Ken Baker, Ph.D.
Driving through town, it sometimes looks like every third retail store has a “CBD Sold Here” sign out front, and it does seem like almost everyone is either already a user or at least CBD-curious.
And there’s a lot to be curious about. What ailments is CBD supposed to address? Are there important differences between available commercial preparations? How do you know how much to take?
CBD, cannabidiol, is one of over 500 chemicals that have been identified in plants belonging to the genus Cannabis. Of these, some 113 to 144 (depending on your reference) are classified as “cannabinoids” of which the two most abundant are THC (delta-9-tetrahydrocannabinolan) and CBD.
THC gets you high, CBD doesn’t. (They affect different parts of the nervous system.) Both have well-documented health benefits and both are touted by some as miracle cure-alls for everything from cancer to acne, making researchers and reputable manufacturers squirm in their seats.
Cannabis genus contains three plant species
The words cannabis and marijuana are often used interchangeably. But Cannabis is the scientific name of a genus containing three species of plants: C. sativa, C. indica, and C. ruderalis … or maybe just the one species, Cannabis sativa. Taxonomists are divided on whether there’s enough differences between the three to merit calling them different species or just different varieties of one species.
Although marijuana and hemp differ quite a bit in their physical appearances and traditional uses, they are nonetheless considered members of the same species, which I’ll refer to as Cannabis sativa (ignoring the above problem of whether there’s one or three species of Cannabis).
But here’s the curious bit. Largely for political reasons, legislation introduced into the 2014 Farm Bill permitted the cultivation of hemp for “research” purposes. And hemp was defined there, pretty much arbitrarily, as forms of Cannabis containing less than 0.3% THC, and marijuana as Cannabis containing a greater amount of THC.
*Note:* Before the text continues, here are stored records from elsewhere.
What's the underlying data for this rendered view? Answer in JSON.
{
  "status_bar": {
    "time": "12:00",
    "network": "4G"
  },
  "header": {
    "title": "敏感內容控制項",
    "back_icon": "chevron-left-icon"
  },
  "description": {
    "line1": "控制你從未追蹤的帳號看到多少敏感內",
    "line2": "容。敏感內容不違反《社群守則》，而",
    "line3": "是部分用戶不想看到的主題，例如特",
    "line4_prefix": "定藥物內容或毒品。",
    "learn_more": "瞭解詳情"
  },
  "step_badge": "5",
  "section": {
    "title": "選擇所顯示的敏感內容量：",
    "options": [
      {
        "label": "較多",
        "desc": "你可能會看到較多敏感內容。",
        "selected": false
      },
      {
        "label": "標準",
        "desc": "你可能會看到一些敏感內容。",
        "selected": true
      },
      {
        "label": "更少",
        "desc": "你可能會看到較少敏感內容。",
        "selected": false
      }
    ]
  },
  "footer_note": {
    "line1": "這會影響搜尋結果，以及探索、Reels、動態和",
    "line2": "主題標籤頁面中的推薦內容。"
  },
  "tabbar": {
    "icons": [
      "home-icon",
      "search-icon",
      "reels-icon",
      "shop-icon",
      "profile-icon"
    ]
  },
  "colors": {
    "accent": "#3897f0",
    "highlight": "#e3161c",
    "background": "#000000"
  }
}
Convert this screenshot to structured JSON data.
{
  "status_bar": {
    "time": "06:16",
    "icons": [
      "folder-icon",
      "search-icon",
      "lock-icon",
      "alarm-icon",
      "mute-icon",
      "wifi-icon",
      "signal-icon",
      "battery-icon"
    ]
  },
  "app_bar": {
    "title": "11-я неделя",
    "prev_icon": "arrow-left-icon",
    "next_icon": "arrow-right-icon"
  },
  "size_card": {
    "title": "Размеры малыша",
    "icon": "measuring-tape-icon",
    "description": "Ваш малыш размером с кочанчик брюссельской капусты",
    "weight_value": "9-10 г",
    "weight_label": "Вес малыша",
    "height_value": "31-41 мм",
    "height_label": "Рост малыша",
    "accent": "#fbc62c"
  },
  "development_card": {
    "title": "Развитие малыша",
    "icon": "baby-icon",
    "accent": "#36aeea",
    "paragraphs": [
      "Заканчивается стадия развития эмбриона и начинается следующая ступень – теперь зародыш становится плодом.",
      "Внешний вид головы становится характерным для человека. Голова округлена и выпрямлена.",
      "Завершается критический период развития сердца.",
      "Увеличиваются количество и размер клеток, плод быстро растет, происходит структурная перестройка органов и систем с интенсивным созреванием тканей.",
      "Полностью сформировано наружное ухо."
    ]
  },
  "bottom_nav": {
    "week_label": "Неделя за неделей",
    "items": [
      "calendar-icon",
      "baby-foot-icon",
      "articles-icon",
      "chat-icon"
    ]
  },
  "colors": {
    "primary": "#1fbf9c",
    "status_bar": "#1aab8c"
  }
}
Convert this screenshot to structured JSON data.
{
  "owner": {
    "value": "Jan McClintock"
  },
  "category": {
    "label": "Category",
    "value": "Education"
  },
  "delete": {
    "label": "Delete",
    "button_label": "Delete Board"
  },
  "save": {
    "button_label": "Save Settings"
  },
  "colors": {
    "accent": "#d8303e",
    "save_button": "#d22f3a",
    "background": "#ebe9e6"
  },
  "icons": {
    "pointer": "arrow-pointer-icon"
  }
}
So while hemp-derived products (should) have negligible amounts of THC, they commonly contain 10% to 20% CBD.
The 2018 Farm Bill made hemp legal, and although much of it is grown as a source of fiber, this also opened the door more widely to hemp-derived CBD products like Hemp Oil prepared from hemp stems and leaves. (Hemp seeds generally contain little CBD so while “Hemp Seed Oil” is loaded with useful nutrients, it’s not the same thing as “Hemp Oil.”)
Marijuana legal in 17 states for recreational, medicinal use
To date, 33 states (including Ohio) have made CBD fully legal, 14 have legalized its use with certain restrictions, and 3 (Idaho, South Dakota, and Nebraska) have kept it illegal. So far, 17 states have made marijuana legal for both medicinal and recreational uses, while it may only be used for medicinal purposes in 20 states.
But here’s another spin: In 1970, Nixon signed into law the Controlled Substance Act which classified marijuana (which at that time still included hemp) as a Schedule 1 substance, with no accepted medical use and a high potential for abuse. In 2001, a petition for reclassification was denied.
So, while 37 states have legalized some form of marijuana use, it remains illegal under federal law. For CBD, there’s a further set of issues. In 2018, the FDA approved a CBD preparation called Epidiolex for the treatment of two rare forms of epilepsy (Lennox-Gastaut and Dravet syndromes) as well as for seizures caused by tuberous sclerosis complex.
But that’s it. No other medical use for CBD has been approved, nor has the FDA granted it status as a dietary supplement. Worse yet, although the Drug Enforcement Administration has been barred from regulating hemp-derived products such as CBD, there has been too little scientific research to enable the FDA to set standards for product preparation or establish recommended dosages for other medical uses.
CBD Certificates of Analysis available
All of which leaves us in a kind of mess. Although CBD manufacturers are prohibited from marketing any health-related claims about their products, the quality of their offerings is largely free of government oversight, with predictable results. A 2017 study found that 26% of tested CBD products had less of the compound than advertised and over 21% had detectable amounts of THC.
To counter the negative consequences of low quality products flooding the market, reputable producers began offering CBD Certificates of Analysis (COA) reports on their websites from accredited, independent laboratories on the composition of their products. Several states now require CBD labels to include a QR code that links to a COA for a given batch of product.
And what of the many health benefits for pain relief, improved sleep, and reduced anxiety widely claimed for CBD oils, tinctures, gummies, capsules, salves, vape juices, et al.?
The jury is still out. Restrictions on research under the Controlled Substance Act long hampered investigations of the drug’s effects, and while some preliminary reports from ongoing studies suggest certain health benefits, they’ve also reported little evidence for other claims.
Given the slow rate at which the testing of a drug’s impacts on human health typically occurs, researchers expect it may be years before the FDA will have adequate data to offer guidelines on the appropriate medical uses of cannabidiol.
Ken Baker is a retired professor of biology and environmental studies. If you have a natural history topic you would like Dr. Baker to consider for an upcoming column, please email your idea to [email protected]